▶ _Work request_:
Find all lines with the word "true" in the material, then copy them.

▶ _Data excerpts_:
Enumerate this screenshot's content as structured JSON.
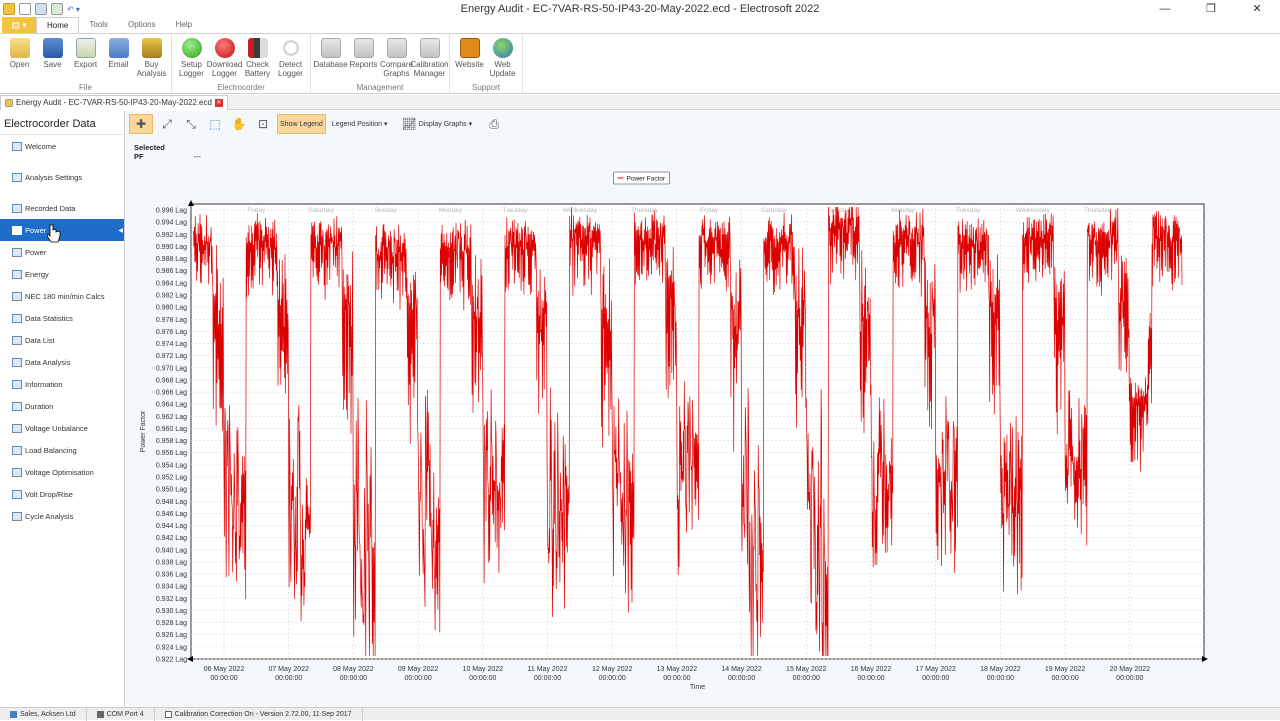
{
  "window": {
    "title": "Energy Audit - EC-7VAR-RS-50-IP43-20-May-2022.ecd - Electrosoft 2022"
  },
  "menu": {
    "tabs": [
      "Home",
      "Tools",
      "Options",
      "Help"
    ]
  },
  "ribbon": {
    "groups": [
      {
        "label": "File",
        "buttons": [
          {
            "label": "Open",
            "icon": "open"
          },
          {
            "label": "Save",
            "icon": "save"
          },
          {
            "label": "Export",
            "icon": "export"
          },
          {
            "label": "Email",
            "icon": "email"
          },
          {
            "label": "Buy Analysis",
            "icon": "buy"
          }
        ]
      },
      {
        "label": "Electrocorder",
        "buttons": [
          {
            "label": "Setup Logger",
            "icon": "green"
          },
          {
            "label": "Download Logger",
            "icon": "red"
          },
          {
            "label": "Check Battery",
            "icon": "battery"
          },
          {
            "label": "Detect Logger",
            "icon": "search"
          }
        ]
      },
      {
        "label": "Management",
        "buttons": [
          {
            "label": "Database",
            "icon": "gray"
          },
          {
            "label": "Reports",
            "icon": "gray"
          },
          {
            "label": "Compare Graphs",
            "icon": "gray"
          },
          {
            "label": "Calibration Manager",
            "icon": "gray"
          }
        ]
      },
      {
        "label": "Support",
        "buttons": [
          {
            "label": "Website",
            "icon": "orange"
          },
          {
            "label": "Web Update",
            "icon": "globe"
          }
        ]
      }
    ]
  },
  "doc_tab": {
    "label": "Energy Audit - EC-7VAR-RS-50-IP43-20-May-2022.ecd"
  },
  "sidebar": {
    "title": "Electrocorder Data",
    "items": [
      {
        "label": "Welcome",
        "gap_after": true
      },
      {
        "label": "Analysis Settings",
        "gap_after": true
      },
      {
        "label": "Recorded Data"
      },
      {
        "label": "Power",
        "active": true
      },
      {
        "label": "Power"
      },
      {
        "label": "Energy"
      },
      {
        "label": "NEC 180 min/min Calcs"
      },
      {
        "label": "Data Statistics"
      },
      {
        "label": "Data List"
      },
      {
        "label": "Data Analysis"
      },
      {
        "label": "Information"
      },
      {
        "label": "Duration"
      },
      {
        "label": "Voltage Unbalance"
      },
      {
        "label": "Load Balancing"
      },
      {
        "label": "Voltage Optimisation"
      },
      {
        "label": "Volt Drop/Rise"
      },
      {
        "label": "Cycle Analysis"
      }
    ]
  },
  "toolbar": {
    "show_legend": "Show Legend",
    "legend_position": "Legend Position",
    "display_graphs": "Display Graphs"
  },
  "selected": {
    "heading": "Selected",
    "key": "PF",
    "value": "---"
  },
  "chart_data": {
    "type": "line",
    "legend": "Power Factor",
    "ylabel": "Power Factor",
    "xlabel": "Time",
    "ylim": [
      0.922,
      0.997
    ],
    "y_ticks": [
      "0.996 Lag",
      "0.994 Lag",
      "0.992 Lag",
      "0.990 Lag",
      "0.988 Lag",
      "0.986 Lag",
      "0.984 Lag",
      "0.982 Lag",
      "0.980 Lag",
      "0.978 Lag",
      "0.976 Lag",
      "0.974 Lag",
      "0.972 Lag",
      "0.970 Lag",
      "0.968 Lag",
      "0.966 Lag",
      "0.964 Lag",
      "0.962 Lag",
      "0.960 Lag",
      "0.958 Lag",
      "0.956 Lag",
      "0.954 Lag",
      "0.952 Lag",
      "0.950 Lag",
      "0.948 Lag",
      "0.946 Lag",
      "0.944 Lag",
      "0.942 Lag",
      "0.940 Lag",
      "0.938 Lag",
      "0.936 Lag",
      "0.934 Lag",
      "0.932 Lag",
      "0.930 Lag",
      "0.928 Lag",
      "0.926 Lag",
      "0.924 Lag",
      "0.922 Lag"
    ],
    "x_ticks": [
      {
        "date": "06 May 2022",
        "time": "00:00:00"
      },
      {
        "date": "07 May 2022",
        "time": "00:00:00"
      },
      {
        "date": "08 May 2022",
        "time": "00:00:00"
      },
      {
        "date": "09 May 2022",
        "time": "00:00:00"
      },
      {
        "date": "10 May 2022",
        "time": "00:00:00"
      },
      {
        "date": "11 May 2022",
        "time": "00:00:00"
      },
      {
        "date": "12 May 2022",
        "time": "00:00:00"
      },
      {
        "date": "13 May 2022",
        "time": "00:00:00"
      },
      {
        "date": "14 May 2022",
        "time": "00:00:00"
      },
      {
        "date": "15 May 2022",
        "time": "00:00:00"
      },
      {
        "date": "16 May 2022",
        "time": "00:00:00"
      },
      {
        "date": "17 May 2022",
        "time": "00:00:00"
      },
      {
        "date": "18 May 2022",
        "time": "00:00:00"
      },
      {
        "date": "19 May 2022",
        "time": "00:00:00"
      },
      {
        "date": "20 May 2022",
        "time": "00:00:00"
      }
    ],
    "day_labels": [
      "Friday",
      "Saturday",
      "Sunday",
      "Monday",
      "Tuesday",
      "Wednesday",
      "Thursday",
      "Friday",
      "Saturday",
      "Sunday",
      "Monday",
      "Tuesday",
      "Wednesday",
      "Thursday"
    ],
    "days": [
      {
        "date": "05 May 2022",
        "day_high": 0.993,
        "night_low": 0.95
      },
      {
        "date": "06 May 2022",
        "day_high": 0.993,
        "night_low": 0.94
      },
      {
        "date": "07 May 2022",
        "day_high": 0.993,
        "night_low": 0.935
      },
      {
        "date": "08 May 2022",
        "day_high": 0.992,
        "night_low": 0.926
      },
      {
        "date": "09 May 2022",
        "day_high": 0.992,
        "night_low": 0.933
      },
      {
        "date": "10 May 2022",
        "day_high": 0.993,
        "night_low": 0.945
      },
      {
        "date": "11 May 2022",
        "day_high": 0.994,
        "night_low": 0.938
      },
      {
        "date": "12 May 2022",
        "day_high": 0.994,
        "night_low": 0.94
      },
      {
        "date": "13 May 2022",
        "day_high": 0.993,
        "night_low": 0.945
      },
      {
        "date": "14 May 2022",
        "day_high": 0.993,
        "night_low": 0.93
      },
      {
        "date": "15 May 2022",
        "day_high": 0.996,
        "night_low": 0.924
      },
      {
        "date": "16 May 2022",
        "day_high": 0.994,
        "night_low": 0.943
      },
      {
        "date": "17 May 2022",
        "day_high": 0.993,
        "night_low": 0.945
      },
      {
        "date": "18 May 2022",
        "day_high": 0.994,
        "night_low": 0.943
      },
      {
        "date": "19 May 2022",
        "day_high": 0.994,
        "night_low": 0.95
      },
      {
        "date": "20 May 2022",
        "day_high": 0.994,
        "night_low": 0.964
      }
    ],
    "color": "#dd0000",
    "grid": true,
    "legend_position": "top-center"
  },
  "statusbar": {
    "user": "Sales, Acksen Ltd",
    "port": "COM Port 4",
    "calibration": "Calibration Correction On - Version 2.72.00, 11 Sep 2017"
  }
}
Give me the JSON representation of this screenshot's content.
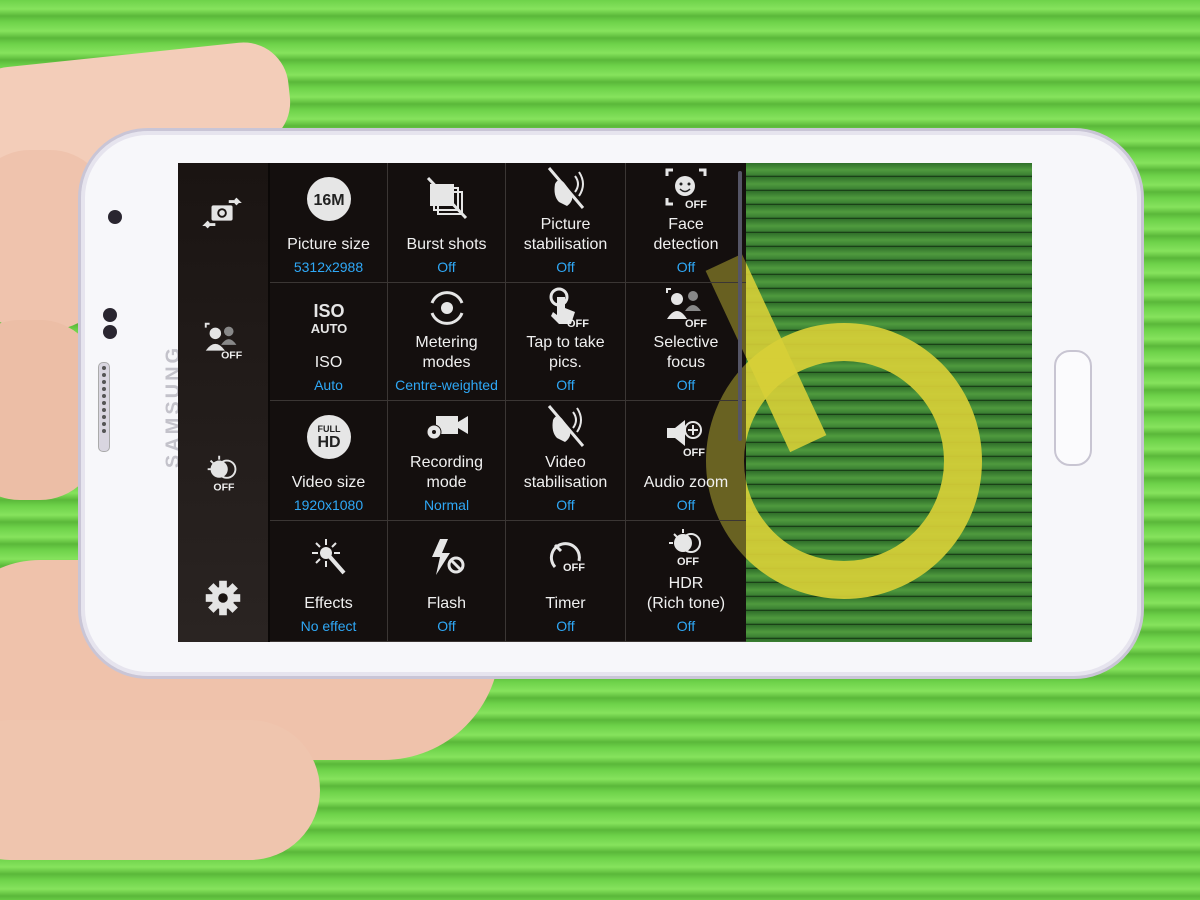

▶ _Result for this task_:
        "gap_after": true
        "gap_after": true
        "active": true
    "grid": true,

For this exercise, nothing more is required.